#### Problem to solve
Using the material below, copy every line where "placeholder" appears.

#### Data extract
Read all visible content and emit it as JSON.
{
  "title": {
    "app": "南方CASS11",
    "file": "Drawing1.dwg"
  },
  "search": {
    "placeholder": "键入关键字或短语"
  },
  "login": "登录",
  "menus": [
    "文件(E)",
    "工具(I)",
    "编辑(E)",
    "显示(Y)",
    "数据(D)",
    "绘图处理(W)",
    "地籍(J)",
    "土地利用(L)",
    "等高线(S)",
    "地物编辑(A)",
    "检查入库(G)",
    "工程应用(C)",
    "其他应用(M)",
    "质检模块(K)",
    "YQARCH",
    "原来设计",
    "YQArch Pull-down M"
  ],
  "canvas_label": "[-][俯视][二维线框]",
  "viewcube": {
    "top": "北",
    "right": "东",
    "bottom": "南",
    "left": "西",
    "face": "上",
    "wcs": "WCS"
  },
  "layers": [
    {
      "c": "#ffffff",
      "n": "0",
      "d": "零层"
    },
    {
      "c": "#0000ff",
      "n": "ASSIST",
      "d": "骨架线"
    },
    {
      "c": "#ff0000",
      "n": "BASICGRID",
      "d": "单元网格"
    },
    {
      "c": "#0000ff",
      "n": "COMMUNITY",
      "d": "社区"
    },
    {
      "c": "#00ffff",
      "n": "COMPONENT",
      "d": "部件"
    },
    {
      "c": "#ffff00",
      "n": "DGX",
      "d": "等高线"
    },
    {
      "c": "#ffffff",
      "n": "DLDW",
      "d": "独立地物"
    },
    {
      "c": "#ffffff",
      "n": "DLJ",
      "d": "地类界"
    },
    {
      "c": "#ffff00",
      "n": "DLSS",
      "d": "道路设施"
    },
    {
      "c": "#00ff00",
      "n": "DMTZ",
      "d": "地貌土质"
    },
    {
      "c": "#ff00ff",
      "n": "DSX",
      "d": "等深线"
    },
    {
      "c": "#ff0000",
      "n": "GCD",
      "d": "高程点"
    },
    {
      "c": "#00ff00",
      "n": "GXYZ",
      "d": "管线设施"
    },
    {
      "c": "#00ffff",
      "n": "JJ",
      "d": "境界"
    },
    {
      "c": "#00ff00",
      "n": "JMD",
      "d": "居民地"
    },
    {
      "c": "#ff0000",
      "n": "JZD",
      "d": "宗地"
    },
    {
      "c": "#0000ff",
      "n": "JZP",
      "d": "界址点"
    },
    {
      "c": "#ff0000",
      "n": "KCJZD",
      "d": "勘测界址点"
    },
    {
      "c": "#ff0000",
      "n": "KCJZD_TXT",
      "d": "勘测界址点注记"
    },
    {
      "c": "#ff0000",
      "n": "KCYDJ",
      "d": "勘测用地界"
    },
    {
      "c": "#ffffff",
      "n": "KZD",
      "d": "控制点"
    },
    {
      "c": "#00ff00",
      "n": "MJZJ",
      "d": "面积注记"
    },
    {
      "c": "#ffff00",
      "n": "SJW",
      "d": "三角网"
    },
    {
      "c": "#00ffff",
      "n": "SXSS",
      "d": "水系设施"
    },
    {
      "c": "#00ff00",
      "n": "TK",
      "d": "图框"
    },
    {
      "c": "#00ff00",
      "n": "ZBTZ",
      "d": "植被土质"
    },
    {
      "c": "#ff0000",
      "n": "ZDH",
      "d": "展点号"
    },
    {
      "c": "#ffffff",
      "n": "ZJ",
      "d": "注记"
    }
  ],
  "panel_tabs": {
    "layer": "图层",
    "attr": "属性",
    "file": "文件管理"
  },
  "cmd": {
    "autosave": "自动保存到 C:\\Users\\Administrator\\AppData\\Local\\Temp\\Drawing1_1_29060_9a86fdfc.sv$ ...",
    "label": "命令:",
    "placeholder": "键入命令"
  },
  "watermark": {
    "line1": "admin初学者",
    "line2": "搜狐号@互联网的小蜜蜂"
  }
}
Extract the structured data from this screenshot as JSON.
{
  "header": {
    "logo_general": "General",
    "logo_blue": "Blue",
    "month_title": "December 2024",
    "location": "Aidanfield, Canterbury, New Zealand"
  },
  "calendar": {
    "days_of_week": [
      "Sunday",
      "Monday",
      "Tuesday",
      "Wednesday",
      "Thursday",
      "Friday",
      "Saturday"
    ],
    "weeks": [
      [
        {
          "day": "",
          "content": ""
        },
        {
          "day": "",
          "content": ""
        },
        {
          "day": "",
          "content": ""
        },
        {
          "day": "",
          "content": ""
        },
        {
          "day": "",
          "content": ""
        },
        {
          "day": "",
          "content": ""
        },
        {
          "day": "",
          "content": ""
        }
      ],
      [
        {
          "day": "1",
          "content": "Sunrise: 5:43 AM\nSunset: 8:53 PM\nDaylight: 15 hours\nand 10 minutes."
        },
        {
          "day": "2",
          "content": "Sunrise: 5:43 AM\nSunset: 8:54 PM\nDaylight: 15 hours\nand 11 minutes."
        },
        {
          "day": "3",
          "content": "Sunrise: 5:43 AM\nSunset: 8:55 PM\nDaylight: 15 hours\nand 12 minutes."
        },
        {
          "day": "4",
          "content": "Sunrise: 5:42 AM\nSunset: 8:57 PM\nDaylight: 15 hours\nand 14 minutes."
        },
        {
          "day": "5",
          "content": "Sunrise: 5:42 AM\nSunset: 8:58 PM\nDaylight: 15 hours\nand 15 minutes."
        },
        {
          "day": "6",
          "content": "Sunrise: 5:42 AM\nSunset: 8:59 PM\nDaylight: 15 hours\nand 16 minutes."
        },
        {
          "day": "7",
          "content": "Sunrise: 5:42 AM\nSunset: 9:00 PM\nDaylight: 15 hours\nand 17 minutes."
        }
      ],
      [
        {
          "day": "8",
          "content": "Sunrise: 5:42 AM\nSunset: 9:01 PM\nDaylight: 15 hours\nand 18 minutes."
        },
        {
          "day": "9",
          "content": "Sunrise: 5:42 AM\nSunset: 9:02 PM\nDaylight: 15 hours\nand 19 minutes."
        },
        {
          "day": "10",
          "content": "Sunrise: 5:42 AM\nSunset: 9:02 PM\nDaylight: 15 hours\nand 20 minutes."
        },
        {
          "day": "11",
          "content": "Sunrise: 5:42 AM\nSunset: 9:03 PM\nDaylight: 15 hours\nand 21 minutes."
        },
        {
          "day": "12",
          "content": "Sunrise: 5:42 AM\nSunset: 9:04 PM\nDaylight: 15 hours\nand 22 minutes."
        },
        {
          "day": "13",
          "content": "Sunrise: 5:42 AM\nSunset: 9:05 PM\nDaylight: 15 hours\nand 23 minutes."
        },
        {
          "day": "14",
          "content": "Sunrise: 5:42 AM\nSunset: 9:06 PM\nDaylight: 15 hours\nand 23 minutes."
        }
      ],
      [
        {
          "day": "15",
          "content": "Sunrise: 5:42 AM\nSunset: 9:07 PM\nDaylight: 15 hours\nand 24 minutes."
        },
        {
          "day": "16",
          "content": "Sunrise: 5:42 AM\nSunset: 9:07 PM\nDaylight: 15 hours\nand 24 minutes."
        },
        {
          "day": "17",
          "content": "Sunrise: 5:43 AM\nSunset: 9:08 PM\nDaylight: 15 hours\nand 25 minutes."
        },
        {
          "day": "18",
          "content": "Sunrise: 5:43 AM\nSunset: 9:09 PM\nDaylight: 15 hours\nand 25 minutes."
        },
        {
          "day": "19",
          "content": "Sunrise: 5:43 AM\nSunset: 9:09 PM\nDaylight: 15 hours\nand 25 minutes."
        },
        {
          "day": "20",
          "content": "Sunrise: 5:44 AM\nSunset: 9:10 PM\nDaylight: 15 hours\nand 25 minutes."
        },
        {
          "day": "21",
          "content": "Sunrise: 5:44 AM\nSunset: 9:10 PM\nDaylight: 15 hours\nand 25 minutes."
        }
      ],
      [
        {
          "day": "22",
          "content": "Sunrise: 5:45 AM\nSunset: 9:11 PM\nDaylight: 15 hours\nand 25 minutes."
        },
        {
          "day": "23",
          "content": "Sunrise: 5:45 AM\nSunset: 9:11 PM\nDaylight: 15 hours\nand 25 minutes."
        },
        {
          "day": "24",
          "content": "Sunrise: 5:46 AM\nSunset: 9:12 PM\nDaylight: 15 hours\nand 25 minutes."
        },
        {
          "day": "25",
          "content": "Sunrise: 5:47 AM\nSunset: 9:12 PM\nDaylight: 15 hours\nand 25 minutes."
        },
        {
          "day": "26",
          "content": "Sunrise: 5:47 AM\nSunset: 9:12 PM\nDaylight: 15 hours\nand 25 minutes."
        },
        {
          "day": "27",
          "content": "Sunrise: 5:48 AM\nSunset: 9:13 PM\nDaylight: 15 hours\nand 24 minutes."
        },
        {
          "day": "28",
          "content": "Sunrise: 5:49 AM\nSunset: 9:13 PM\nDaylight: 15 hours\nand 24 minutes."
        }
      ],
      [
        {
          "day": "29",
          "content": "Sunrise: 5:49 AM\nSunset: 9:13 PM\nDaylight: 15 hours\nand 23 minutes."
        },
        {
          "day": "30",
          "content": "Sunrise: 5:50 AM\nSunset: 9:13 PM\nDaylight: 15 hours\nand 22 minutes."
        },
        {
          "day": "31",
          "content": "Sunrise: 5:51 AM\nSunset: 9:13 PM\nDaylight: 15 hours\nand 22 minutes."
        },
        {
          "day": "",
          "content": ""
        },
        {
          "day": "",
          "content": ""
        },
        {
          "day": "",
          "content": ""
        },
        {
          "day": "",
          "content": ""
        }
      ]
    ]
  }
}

#### Output for this task
    "placeholder": "键入关键字或短语"
    "placeholder": "键入命令"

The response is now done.